■ Exercise prompt:
Whichever lines include the word "Tears", copy them as they appear in the data.

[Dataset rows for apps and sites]

>>

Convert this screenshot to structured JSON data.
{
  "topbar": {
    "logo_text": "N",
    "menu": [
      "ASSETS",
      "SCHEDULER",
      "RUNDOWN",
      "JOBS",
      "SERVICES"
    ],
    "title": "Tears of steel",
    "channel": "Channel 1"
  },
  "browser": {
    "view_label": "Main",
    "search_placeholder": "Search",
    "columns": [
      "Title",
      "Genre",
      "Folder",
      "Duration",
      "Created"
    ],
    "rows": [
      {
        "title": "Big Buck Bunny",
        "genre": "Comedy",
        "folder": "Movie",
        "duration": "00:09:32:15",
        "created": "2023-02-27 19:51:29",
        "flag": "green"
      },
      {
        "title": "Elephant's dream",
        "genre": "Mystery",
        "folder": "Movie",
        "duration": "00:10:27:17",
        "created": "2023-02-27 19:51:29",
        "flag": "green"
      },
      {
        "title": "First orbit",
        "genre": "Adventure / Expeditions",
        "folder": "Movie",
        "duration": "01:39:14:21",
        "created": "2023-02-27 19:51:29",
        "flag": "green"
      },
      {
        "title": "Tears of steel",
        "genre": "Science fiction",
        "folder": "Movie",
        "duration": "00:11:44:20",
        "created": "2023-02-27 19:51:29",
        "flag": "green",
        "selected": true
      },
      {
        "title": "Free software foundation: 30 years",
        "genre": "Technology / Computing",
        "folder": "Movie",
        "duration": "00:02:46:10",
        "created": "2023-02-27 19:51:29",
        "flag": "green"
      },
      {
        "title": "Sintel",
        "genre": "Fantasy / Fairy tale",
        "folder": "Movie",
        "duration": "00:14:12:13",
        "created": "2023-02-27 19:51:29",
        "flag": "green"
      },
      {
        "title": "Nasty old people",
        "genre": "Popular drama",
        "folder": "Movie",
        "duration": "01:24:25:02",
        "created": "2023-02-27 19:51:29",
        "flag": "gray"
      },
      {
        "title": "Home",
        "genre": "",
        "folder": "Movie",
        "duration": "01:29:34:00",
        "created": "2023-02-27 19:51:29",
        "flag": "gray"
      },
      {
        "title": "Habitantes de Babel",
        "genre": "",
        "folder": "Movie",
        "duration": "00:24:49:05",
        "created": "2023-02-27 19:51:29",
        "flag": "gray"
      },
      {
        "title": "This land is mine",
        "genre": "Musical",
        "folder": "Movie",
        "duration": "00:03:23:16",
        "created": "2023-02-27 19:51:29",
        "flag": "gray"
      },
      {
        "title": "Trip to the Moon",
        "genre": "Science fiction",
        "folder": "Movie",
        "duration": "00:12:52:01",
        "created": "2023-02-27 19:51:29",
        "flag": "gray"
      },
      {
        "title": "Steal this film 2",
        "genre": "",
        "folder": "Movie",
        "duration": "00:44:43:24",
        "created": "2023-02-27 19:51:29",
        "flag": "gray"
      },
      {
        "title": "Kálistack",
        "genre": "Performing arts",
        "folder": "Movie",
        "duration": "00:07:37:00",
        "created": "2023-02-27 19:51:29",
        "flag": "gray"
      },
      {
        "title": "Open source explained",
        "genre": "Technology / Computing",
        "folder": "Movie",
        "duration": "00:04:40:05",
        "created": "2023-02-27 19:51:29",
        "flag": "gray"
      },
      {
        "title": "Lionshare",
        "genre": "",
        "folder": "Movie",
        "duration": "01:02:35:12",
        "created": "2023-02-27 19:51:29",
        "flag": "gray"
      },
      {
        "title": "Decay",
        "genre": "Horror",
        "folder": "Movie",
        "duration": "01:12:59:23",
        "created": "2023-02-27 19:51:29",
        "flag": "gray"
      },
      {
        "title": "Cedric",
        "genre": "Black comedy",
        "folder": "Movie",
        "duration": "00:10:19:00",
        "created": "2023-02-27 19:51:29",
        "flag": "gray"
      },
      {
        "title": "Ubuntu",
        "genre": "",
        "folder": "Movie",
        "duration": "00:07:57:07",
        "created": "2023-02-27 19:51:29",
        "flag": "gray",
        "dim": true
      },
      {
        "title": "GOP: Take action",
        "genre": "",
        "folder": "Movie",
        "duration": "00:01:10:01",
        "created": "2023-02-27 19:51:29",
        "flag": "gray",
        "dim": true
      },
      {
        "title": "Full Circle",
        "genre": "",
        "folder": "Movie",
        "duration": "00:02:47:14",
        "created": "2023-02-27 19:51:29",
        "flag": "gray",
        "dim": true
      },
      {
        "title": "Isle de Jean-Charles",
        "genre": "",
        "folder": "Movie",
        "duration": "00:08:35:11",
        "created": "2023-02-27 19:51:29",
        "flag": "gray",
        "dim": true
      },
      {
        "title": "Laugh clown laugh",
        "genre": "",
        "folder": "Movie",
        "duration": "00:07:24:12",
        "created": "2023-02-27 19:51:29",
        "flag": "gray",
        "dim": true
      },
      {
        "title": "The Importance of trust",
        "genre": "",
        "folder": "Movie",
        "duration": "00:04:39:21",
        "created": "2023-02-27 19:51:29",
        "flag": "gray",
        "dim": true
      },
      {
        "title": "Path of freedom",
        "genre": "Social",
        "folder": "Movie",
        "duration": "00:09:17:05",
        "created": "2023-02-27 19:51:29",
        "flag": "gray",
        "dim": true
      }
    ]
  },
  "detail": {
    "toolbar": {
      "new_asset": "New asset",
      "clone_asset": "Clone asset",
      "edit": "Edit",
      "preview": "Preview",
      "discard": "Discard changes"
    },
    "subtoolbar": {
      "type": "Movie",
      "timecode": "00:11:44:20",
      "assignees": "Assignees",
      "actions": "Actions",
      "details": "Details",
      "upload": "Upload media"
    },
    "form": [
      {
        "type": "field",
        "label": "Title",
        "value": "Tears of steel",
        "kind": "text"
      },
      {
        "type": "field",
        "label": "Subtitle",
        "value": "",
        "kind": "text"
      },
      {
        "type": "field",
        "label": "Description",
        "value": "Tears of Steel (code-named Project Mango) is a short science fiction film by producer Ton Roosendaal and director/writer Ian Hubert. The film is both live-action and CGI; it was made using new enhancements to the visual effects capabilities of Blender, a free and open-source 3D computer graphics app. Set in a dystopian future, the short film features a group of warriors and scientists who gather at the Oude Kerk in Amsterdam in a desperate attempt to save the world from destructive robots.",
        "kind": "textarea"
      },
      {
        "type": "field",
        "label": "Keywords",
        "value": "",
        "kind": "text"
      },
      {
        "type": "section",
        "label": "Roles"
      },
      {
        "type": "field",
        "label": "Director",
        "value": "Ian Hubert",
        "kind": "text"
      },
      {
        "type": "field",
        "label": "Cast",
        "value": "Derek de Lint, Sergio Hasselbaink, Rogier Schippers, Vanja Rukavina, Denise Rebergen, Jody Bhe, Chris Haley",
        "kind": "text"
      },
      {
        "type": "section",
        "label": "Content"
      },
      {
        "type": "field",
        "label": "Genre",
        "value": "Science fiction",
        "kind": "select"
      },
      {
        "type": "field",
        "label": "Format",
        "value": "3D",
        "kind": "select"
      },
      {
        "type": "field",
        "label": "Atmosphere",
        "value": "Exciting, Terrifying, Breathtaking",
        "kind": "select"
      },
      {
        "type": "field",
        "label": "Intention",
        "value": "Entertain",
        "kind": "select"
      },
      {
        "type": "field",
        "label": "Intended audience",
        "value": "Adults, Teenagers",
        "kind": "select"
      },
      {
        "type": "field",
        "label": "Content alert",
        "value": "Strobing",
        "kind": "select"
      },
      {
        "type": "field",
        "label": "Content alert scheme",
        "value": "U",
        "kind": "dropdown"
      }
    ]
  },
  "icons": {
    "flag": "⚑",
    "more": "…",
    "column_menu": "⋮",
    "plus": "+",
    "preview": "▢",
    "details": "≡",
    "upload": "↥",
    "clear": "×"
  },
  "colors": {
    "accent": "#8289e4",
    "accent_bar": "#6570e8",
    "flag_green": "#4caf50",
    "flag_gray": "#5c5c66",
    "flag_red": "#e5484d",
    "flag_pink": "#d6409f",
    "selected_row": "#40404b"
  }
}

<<

■ Answer for this exercise:
    "title": "Tears of steel",
        "title": "Tears of steel",
        "value": "Tears of steel",
        "value": "Tears of Steel (code-named Project Mango) is a short science fiction film by producer Ton Roosendaal and director/writer Ian Hubert. The film is both live-action and CGI; it was made using new enhancements to the visual effects capabilities of Blender, a free and open-source 3D computer graphics app. Set in a dystopian future, the short film features a group of warriors and scientists who gather at the Oude Kerk in Amsterdam in a desperate attempt to save the world from destructive robots.",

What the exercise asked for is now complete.